"Beauty in women is endless," Ralph Gibson once wrote.
But how can a whole book of female nudes be "sufficiently interesting?" he wondered. A photographer "must find a way to avoid the pitfalls of the variations-on-a-theme idea in art."
Gibson, a renowned and widely admired photographer, had no trouble navigating away from repetition in his giant book "Nude." Photog fans can see for themselves at Etherton Gallery, where a dozen female nudes hang on the wall in lush gelatin-silver glory.
The variations are endless, to use Gibson's own word, and endlessly imaginative. Mostly we see body fragments: a woman's face in profile below a bent arm ("MJ, Sardina," 1980); the crook of the waist, the curve of a hip, the bend of the thigh ("Chicago Nude," 1981); a leaning torso in "Untitled (Out of Focus Nude)," the arms, legs and head unseen.
A full breast, photographed in profile in full light against inky blackness, loops down from a woman's neck in "Untitled (Breast and Neck)," 2012. Our only glimpse of her face is a dash of chin.

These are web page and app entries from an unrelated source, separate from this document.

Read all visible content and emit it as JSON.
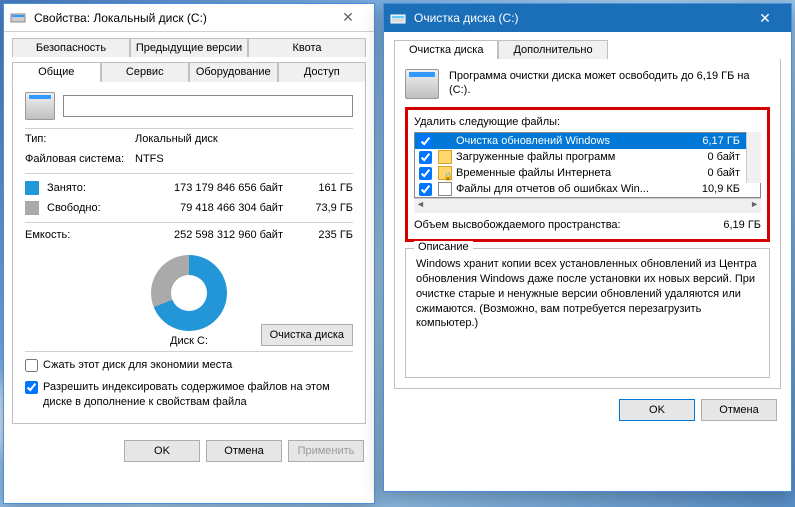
{
  "properties": {
    "title": "Свойства: Локальный диск (C:)",
    "tabs_row1": [
      "Безопасность",
      "Предыдущие версии",
      "Квота"
    ],
    "tabs_row2": [
      "Общие",
      "Сервис",
      "Оборудование",
      "Доступ"
    ],
    "drive_name": "",
    "type_label": "Тип:",
    "type_value": "Локальный диск",
    "fs_label": "Файловая система:",
    "fs_value": "NTFS",
    "used_label": "Занято:",
    "used_bytes": "173 179 846 656 байт",
    "used_gb": "161 ГБ",
    "free_label": "Свободно:",
    "free_bytes": "79 418 466 304 байт",
    "free_gb": "73,9 ГБ",
    "capacity_label": "Емкость:",
    "capacity_bytes": "252 598 312 960 байт",
    "capacity_gb": "235 ГБ",
    "disk_label": "Диск C:",
    "cleanup_button": "Очистка диска",
    "compress_label": "Сжать этот диск для экономии места",
    "index_label": "Разрешить индексировать содержимое файлов на этом диске в дополнение к свойствам файла",
    "ok": "OK",
    "cancel": "Отмена",
    "apply": "Применить"
  },
  "cleanup": {
    "title": "Очистка диска  (C:)",
    "tabs": [
      "Очистка диска",
      "Дополнительно"
    ],
    "intro": "Программа очистки диска может освободить до 6,19 ГБ на  (C:).",
    "delete_label": "Удалить следующие файлы:",
    "files": [
      {
        "name": "Очистка обновлений Windows",
        "size": "6,17 ГБ",
        "checked": true,
        "selected": true,
        "icon": "win"
      },
      {
        "name": "Загруженные файлы программ",
        "size": "0 байт",
        "checked": true,
        "selected": false,
        "icon": "folder"
      },
      {
        "name": "Временные файлы Интернета",
        "size": "0 байт",
        "checked": true,
        "selected": false,
        "icon": "folder-lock"
      },
      {
        "name": "Файлы для отчетов об ошибках Win...",
        "size": "10,9 КБ",
        "checked": true,
        "selected": false,
        "icon": "file"
      }
    ],
    "space_label": "Объем высвобождаемого пространства:",
    "space_value": "6,19 ГБ",
    "desc_title": "Описание",
    "desc_text": "Windows хранит копии всех установленных обновлений из Центра обновления Windows даже после установки их новых версий. При очистке старые и ненужные версии обновлений удаляются или сжимаются. (Возможно, вам потребуется перезагрузить компьютер.)",
    "ok": "OK",
    "cancel": "Отмена"
  }
}
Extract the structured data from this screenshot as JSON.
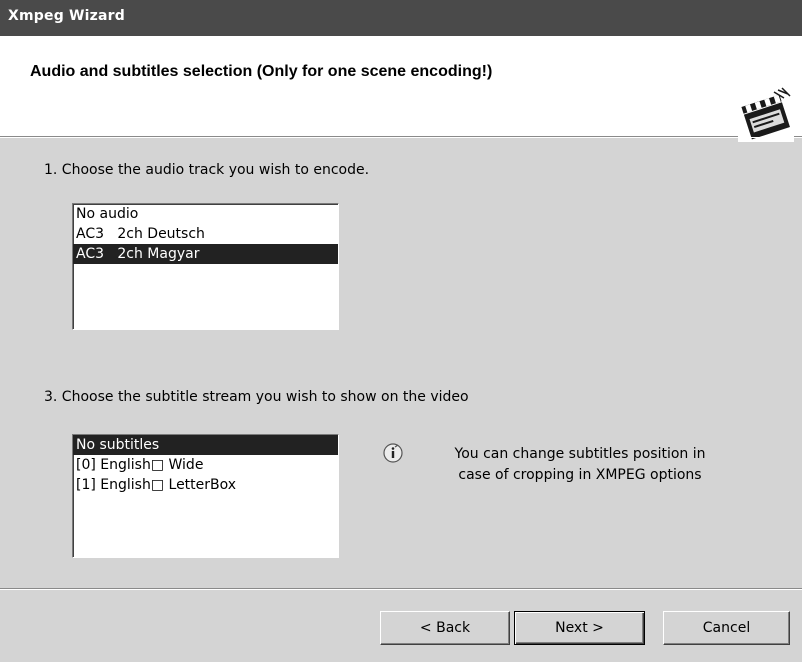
{
  "window": {
    "title": "Xmpeg Wizard"
  },
  "header": {
    "title": "Audio and subtitles selection (Only for one scene encoding!)",
    "logo_icon": "clapperboard-icon"
  },
  "audio": {
    "label": "1. Choose the audio track you wish to encode.",
    "items": [
      "No audio",
      "AC3   2ch Deutsch",
      "AC3   2ch Magyar"
    ],
    "selected": "AC3   2ch Magyar"
  },
  "subtitles": {
    "label": "3. Choose the subtitle stream you wish to show on the video",
    "items": [
      "No subtitles",
      "[0] English□ Wide",
      "[1] English□ LetterBox"
    ],
    "selected": "No subtitles"
  },
  "info": {
    "icon": "info-icon",
    "text": "You can change subtitles position in\ncase of cropping in XMPEG options"
  },
  "buttons": {
    "back": "< Back",
    "next": "Next >",
    "cancel": "Cancel"
  }
}
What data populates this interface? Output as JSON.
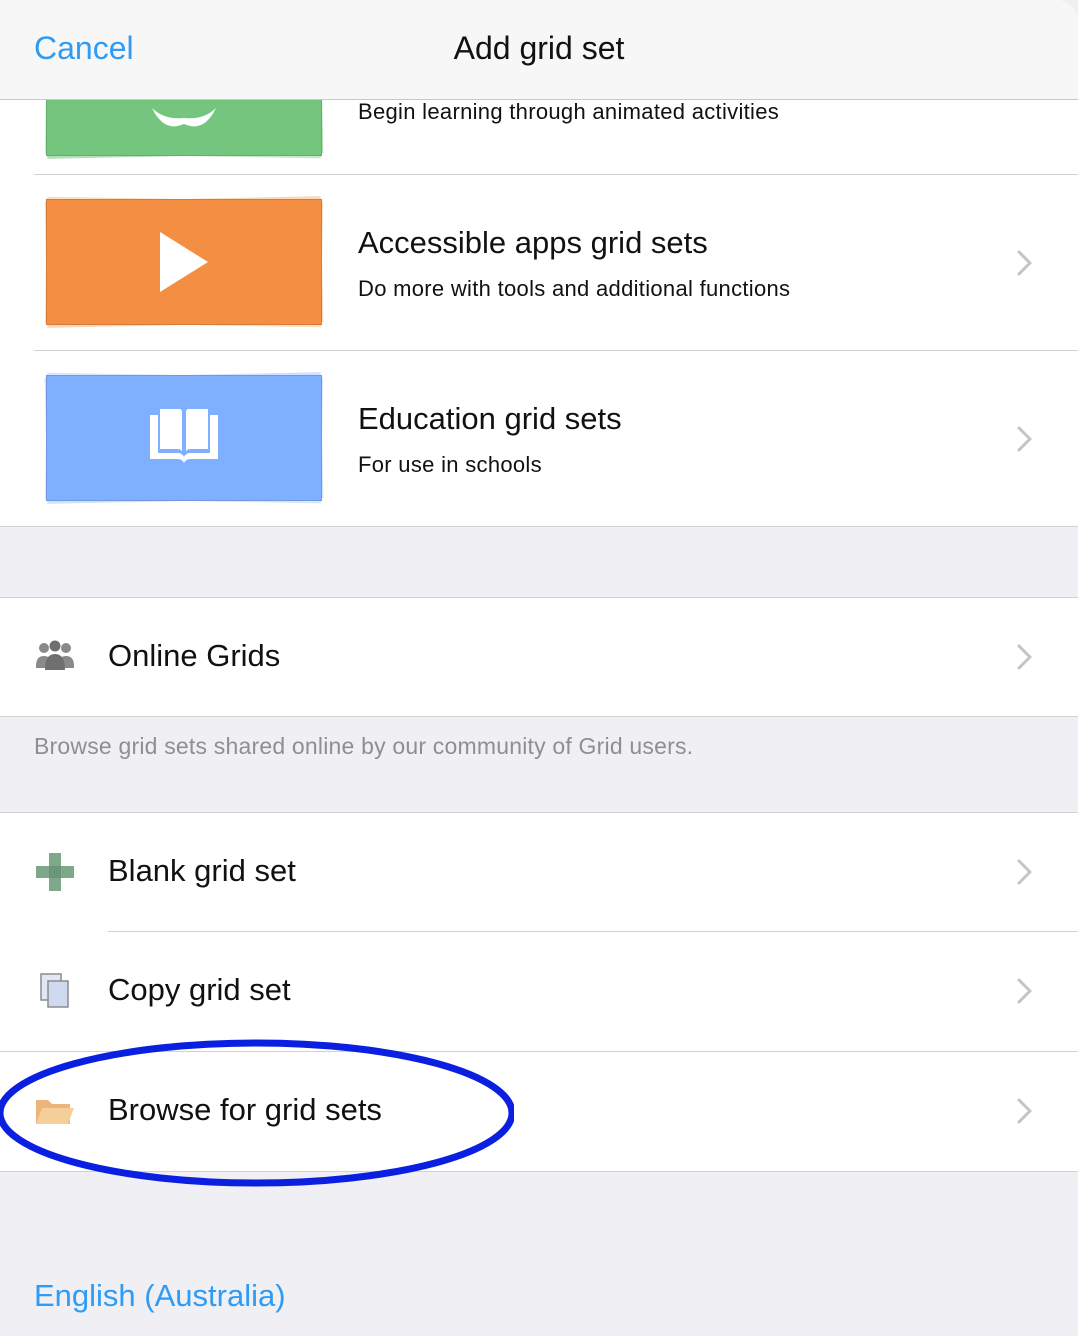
{
  "header": {
    "cancel_label": "Cancel",
    "title": "Add grid set"
  },
  "categories": [
    {
      "subtitle": "Begin learning through animated activities",
      "icon": "apple-icon",
      "color": "#74c67f"
    },
    {
      "title": "Accessible apps grid sets",
      "subtitle": "Do more with tools and additional functions",
      "icon": "play-icon",
      "color": "#f48e42"
    },
    {
      "title": "Education grid sets",
      "subtitle": "For use in schools",
      "icon": "book-icon",
      "color": "#7fafff"
    }
  ],
  "online": {
    "label": "Online Grids",
    "icon": "people-icon",
    "note": "Browse grid sets shared online by our community of Grid users."
  },
  "actions": [
    {
      "label": "Blank grid set",
      "icon": "plus-icon"
    },
    {
      "label": "Copy grid set",
      "icon": "copy-icon"
    },
    {
      "label": "Browse for grid sets",
      "icon": "folder-icon"
    }
  ],
  "language": "English (Australia)",
  "colors": {
    "accent": "#2e9cf5",
    "highlight_ring": "#0a1fe0"
  }
}
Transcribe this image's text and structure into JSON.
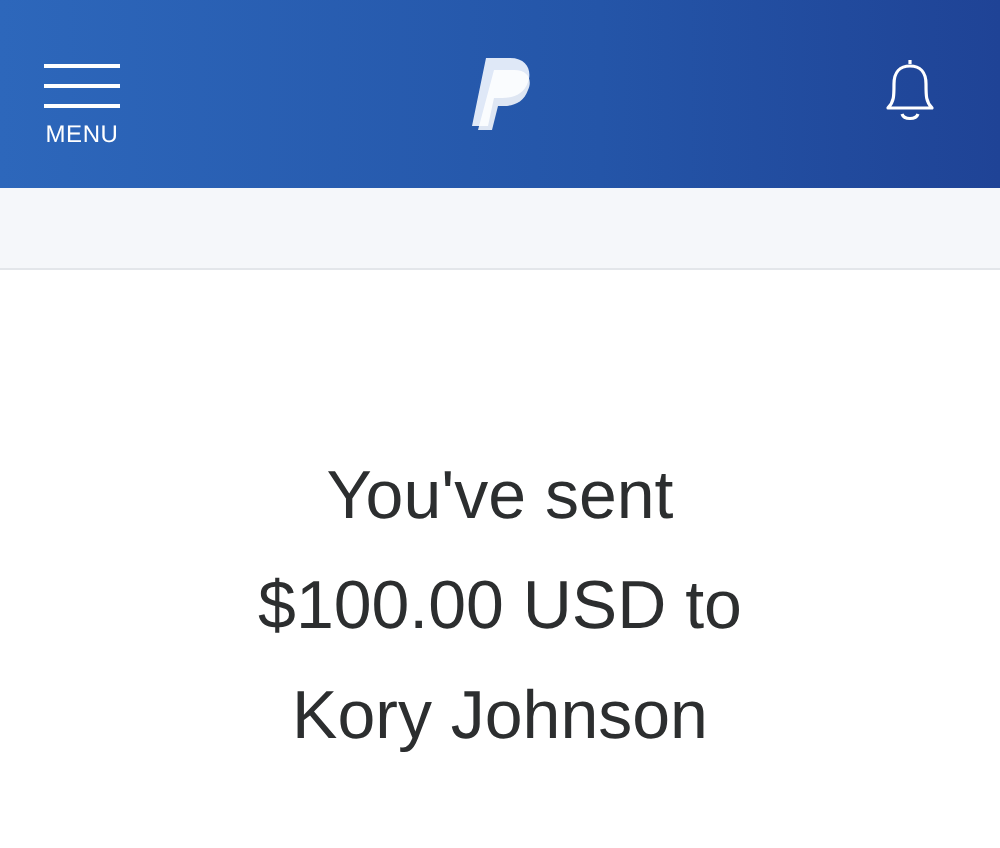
{
  "header": {
    "menu_label": "MENU"
  },
  "confirmation": {
    "message_lines": [
      "You've sent",
      "$100.00 USD to",
      "Kory Johnson"
    ]
  }
}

Occasionally Gibson photographs a longer sweep of flesh. In "MJ with Surf," a woman stretches out along the beach, the waves beyond echoing her curves, but Gibson photographs only her reclining torso, with just a hint of a bent arm and the top of the legs. And in the noir-ish "Striped Nude," from 1981, shadows from window blinds imprint a cascade of diagonal lines on the skin of a standing woman. She's nothing but stripes from her neck to her lower body.
Even though five of the works here picture Gibson's wife, Mary Jane Marcasiano, known here as "MJ," they make no attempt at portraiture. Gibson is not trying to capture emotion or personality. His female nudes may be erotic but they're cool and deliberate—he makes them into black-and-white abstractions of form and light and shadow. Beautifully reprinted this year, these nudes are now provocatively large-scale. "MJ with Surf," from 1979, is a whopping 5 feet long and more than 3 feet high.
Gibson, a New Yorker now 76 years old, has been long been known for works informed by surrealism. His early book "The Somnambulist," published in 1970s, was a dreamy nocturne, an elusive narrative that paired seemingly unrelated images. The nudes at Etherton date all the way back to the 1970s – the earliest are from Gibson's 1974 series "Days at Sea"—and with their fragmented images they project that same sense of semi-surrealism.
The small front gallery at Etherton has a suite of 13 works from Gibson's brand-new project, "Political Abstraction." Each piece is a diptych of two photos, again seemingly unrelated. These untitled works mark a major change for Gibson: they're digital, not film, and some of them are in color, but, like the older black-and-white nudes, they're snippets—fragments of larger images—and they're rhythmic and geometric.
The head of a young African-American man seen in profile is on the left in one work, gazing toward an unmoored bricks on the right. In another, a white businessman in suit and tie is on the left (like the nudes, he's been truncated, reduced to his chest and chin); on the right, a long crutch leans against a tree trunk. These pieces are like pages from a book that we can't quite read, or grasp.
Across the gallery from Gibson's nudes is another surprise: highly competent photos by rock star Andy Summers, guitarist with The Police. Like his friend Gibson, he also shoots in old-fashioned film and he shies away from explicit meaning.
Apparently from the beginning of his superstar Police stint, Summers has made photos on the road. His moody black-and whites were shot around the globe, in Hanoi, in Seville, in Shanghai, in Bolivia. The puzzling, poetic world they picture is essentially unknowable.
"Evanescence, Tokyo," 1982, has a blurry nude woman behind a translucent curtain. In "Jade Buddha, Shanghai," 2013, the ancient, sacred figure is bathed in harsh electric light. Shiny wet nighttime streets glisten in "Umbrella, Venice, Italy," 1998.
Closer to home, in "Bed, London," 2007, Summers for once revels in the familiar. Cozy rumpled sheets, and a cup of English tea on the bedside table, welcome him back from his travels.